Records contained in a dataset
#####

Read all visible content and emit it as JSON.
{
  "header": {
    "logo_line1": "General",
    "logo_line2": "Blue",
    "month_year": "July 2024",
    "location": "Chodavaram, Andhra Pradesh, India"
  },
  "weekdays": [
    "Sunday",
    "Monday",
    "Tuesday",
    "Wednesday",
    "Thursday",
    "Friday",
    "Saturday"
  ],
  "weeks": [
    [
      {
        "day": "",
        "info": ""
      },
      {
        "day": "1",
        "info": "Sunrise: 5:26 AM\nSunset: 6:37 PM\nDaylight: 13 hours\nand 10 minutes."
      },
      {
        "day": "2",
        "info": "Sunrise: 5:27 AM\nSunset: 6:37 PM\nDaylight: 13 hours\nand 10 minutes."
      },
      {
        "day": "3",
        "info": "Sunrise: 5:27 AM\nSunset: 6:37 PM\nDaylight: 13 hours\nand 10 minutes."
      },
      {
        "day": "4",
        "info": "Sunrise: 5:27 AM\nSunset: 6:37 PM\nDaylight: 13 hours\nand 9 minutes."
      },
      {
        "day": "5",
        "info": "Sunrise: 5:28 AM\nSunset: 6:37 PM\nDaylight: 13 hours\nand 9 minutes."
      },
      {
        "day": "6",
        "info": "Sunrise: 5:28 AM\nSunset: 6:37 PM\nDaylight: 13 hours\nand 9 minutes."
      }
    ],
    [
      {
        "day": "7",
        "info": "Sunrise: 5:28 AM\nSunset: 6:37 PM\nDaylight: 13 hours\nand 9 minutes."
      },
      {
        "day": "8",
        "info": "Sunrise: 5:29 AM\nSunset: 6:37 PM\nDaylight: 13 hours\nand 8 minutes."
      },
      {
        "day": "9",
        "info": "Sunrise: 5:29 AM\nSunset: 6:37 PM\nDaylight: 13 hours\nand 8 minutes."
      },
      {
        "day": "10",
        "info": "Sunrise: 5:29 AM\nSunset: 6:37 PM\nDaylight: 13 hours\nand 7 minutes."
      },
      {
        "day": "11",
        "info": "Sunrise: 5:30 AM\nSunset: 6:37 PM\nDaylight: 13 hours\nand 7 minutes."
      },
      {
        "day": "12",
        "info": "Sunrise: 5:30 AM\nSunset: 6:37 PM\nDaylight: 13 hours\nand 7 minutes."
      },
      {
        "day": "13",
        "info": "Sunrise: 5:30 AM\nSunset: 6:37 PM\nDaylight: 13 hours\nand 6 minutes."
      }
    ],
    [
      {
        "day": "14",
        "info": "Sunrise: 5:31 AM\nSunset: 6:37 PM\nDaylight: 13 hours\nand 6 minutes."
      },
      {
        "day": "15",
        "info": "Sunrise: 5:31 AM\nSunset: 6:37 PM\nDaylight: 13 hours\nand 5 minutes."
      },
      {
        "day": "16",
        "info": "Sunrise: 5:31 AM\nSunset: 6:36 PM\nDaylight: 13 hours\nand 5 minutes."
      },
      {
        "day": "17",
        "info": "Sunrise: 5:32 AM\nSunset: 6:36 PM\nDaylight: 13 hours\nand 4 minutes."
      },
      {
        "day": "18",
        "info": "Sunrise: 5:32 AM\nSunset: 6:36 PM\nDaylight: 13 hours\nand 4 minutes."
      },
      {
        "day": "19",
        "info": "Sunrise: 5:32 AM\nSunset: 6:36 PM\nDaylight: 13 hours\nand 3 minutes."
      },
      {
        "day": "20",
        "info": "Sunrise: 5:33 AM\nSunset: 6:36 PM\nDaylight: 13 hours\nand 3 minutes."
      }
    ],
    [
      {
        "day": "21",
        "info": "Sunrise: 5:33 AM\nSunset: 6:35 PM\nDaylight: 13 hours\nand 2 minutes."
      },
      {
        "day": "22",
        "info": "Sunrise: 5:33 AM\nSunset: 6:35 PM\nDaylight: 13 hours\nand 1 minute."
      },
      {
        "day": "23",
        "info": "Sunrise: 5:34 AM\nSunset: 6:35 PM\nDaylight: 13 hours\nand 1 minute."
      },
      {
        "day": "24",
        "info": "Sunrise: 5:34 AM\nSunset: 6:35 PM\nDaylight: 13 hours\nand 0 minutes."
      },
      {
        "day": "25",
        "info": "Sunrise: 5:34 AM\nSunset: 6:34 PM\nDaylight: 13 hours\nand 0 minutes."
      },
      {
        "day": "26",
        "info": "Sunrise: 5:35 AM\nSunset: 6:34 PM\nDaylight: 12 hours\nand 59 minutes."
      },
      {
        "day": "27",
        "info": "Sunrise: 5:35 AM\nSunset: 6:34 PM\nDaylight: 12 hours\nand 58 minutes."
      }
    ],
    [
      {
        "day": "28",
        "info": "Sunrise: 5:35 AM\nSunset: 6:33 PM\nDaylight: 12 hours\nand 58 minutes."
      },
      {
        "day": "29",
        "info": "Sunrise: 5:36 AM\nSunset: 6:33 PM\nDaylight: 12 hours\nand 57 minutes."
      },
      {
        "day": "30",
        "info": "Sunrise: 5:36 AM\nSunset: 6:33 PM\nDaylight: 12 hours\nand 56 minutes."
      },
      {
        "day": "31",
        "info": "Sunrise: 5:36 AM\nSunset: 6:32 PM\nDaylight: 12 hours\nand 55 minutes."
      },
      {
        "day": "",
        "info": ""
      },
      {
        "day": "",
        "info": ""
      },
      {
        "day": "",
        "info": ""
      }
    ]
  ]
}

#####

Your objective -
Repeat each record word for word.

Written response -
Read all visible content and emit it as JSON.
{
  "header": {
    "logo_line1": "General",
    "logo_line2": "Blue",
    "month_year": "July 2024",
    "location": "Chodavaram, Andhra Pradesh, India"
  },
  "weekdays": [
    "Sunday",
    "Monday",
    "Tuesday",
    "Wednesday",
    "Thursday",
    "Friday",
    "Saturday"
  ],
  "weeks": [
    [
      {
        "day": "",
        "info": ""
      },
      {
        "day": "1",
        "info": "Sunrise: 5:26 AM\nSunset: 6:37 PM\nDaylight: 13 hours\nand 10 minutes."
      },
      {
        "day": "2",
        "info": "Sunrise: 5:27 AM\nSunset: 6:37 PM\nDaylight: 13 hours\nand 10 minutes."
      },
      {
        "day": "3",
        "info": "Sunrise: 5:27 AM\nSunset: 6:37 PM\nDaylight: 13 hours\nand 10 minutes."
      },
      {
        "day": "4",
        "info": "Sunrise: 5:27 AM\nSunset: 6:37 PM\nDaylight: 13 hours\nand 9 minutes."
      },
      {
        "day": "5",
        "info": "Sunrise: 5:28 AM\nSunset: 6:37 PM\nDaylight: 13 hours\nand 9 minutes."
      },
      {
        "day": "6",
        "info": "Sunrise: 5:28 AM\nSunset: 6:37 PM\nDaylight: 13 hours\nand 9 minutes."
      }
    ],
    [
      {
        "day": "7",
        "info": "Sunrise: 5:28 AM\nSunset: 6:37 PM\nDaylight: 13 hours\nand 9 minutes."
      },
      {
        "day": "8",
        "info": "Sunrise: 5:29 AM\nSunset: 6:37 PM\nDaylight: 13 hours\nand 8 minutes."
      },
      {
        "day": "9",
        "info": "Sunrise: 5:29 AM\nSunset: 6:37 PM\nDaylight: 13 hours\nand 8 minutes."
      },
      {
        "day": "10",
        "info": "Sunrise: 5:29 AM\nSunset: 6:37 PM\nDaylight: 13 hours\nand 7 minutes."
      },
      {
        "day": "11",
        "info": "Sunrise: 5:30 AM\nSunset: 6:37 PM\nDaylight: 13 hours\nand 7 minutes."
      },
      {
        "day": "12",
        "info": "Sunrise: 5:30 AM\nSunset: 6:37 PM\nDaylight: 13 hours\nand 7 minutes."
      },
      {
        "day": "13",
        "info": "Sunrise: 5:30 AM\nSunset: 6:37 PM\nDaylight: 13 hours\nand 6 minutes."
      }
    ],
    [
      {
        "day": "14",
        "info": "Sunrise: 5:31 AM\nSunset: 6:37 PM\nDaylight: 13 hours\nand 6 minutes."
      },
      {
        "day": "15",
        "info": "Sunrise: 5:31 AM\nSunset: 6:37 PM\nDaylight: 13 hours\nand 5 minutes."
      },
      {
        "day": "16",
        "info": "Sunrise: 5:31 AM\nSunset: 6:36 PM\nDaylight: 13 hours\nand 5 minutes."
      },
      {
        "day": "17",
        "info": "Sunrise: 5:32 AM\nSunset: 6:36 PM\nDaylight: 13 hours\nand 4 minutes."
      },
      {
        "day": "18",
        "info": "Sunrise: 5:32 AM\nSunset: 6:36 PM\nDaylight: 13 hours\nand 4 minutes."
      },
      {
        "day": "19",
        "info": "Sunrise: 5:32 AM\nSunset: 6:36 PM\nDaylight: 13 hours\nand 3 minutes."
      },
      {
        "day": "20",
        "info": "Sunrise: 5:33 AM\nSunset: 6:36 PM\nDaylight: 13 hours\nand 3 minutes."
      }
    ],
    [
      {
        "day": "21",
        "info": "Sunrise: 5:33 AM\nSunset: 6:35 PM\nDaylight: 13 hours\nand 2 minutes."
      },
      {
        "day": "22",
        "info": "Sunrise: 5:33 AM\nSunset: 6:35 PM\nDaylight: 13 hours\nand 1 minute."
      },
      {
        "day": "23",
        "info": "Sunrise: 5:34 AM\nSunset: 6:35 PM\nDaylight: 13 hours\nand 1 minute."
      },
      {
        "day": "24",
        "info": "Sunrise: 5:34 AM\nSunset: 6:35 PM\nDaylight: 13 hours\nand 0 minutes."
      },
      {
        "day": "25",
        "info": "Sunrise: 5:34 AM\nSunset: 6:34 PM\nDaylight: 13 hours\nand 0 minutes."
      },
      {
        "day": "26",
        "info": "Sunrise: 5:35 AM\nSunset: 6:34 PM\nDaylight: 12 hours\nand 59 minutes."
      },
      {
        "day": "27",
        "info": "Sunrise: 5:35 AM\nSunset: 6:34 PM\nDaylight: 12 hours\nand 58 minutes."
      }
    ],
    [
      {
        "day": "28",
        "info": "Sunrise: 5:35 AM\nSunset: 6:33 PM\nDaylight: 12 hours\nand 58 minutes."
      },
      {
        "day": "29",
        "info": "Sunrise: 5:36 AM\nSunset: 6:33 PM\nDaylight: 12 hours\nand 57 minutes."
      },
      {
        "day": "30",
        "info": "Sunrise: 5:36 AM\nSunset: 6:33 PM\nDaylight: 12 hours\nand 56 minutes."
      },
      {
        "day": "31",
        "info": "Sunrise: 5:36 AM\nSunset: 6:32 PM\nDaylight: 12 hours\nand 55 minutes."
      },
      {
        "day": "",
        "info": ""
      },
      {
        "day": "",
        "info": ""
      },
      {
        "day": "",
        "info": ""
      }
    ]
  ]
}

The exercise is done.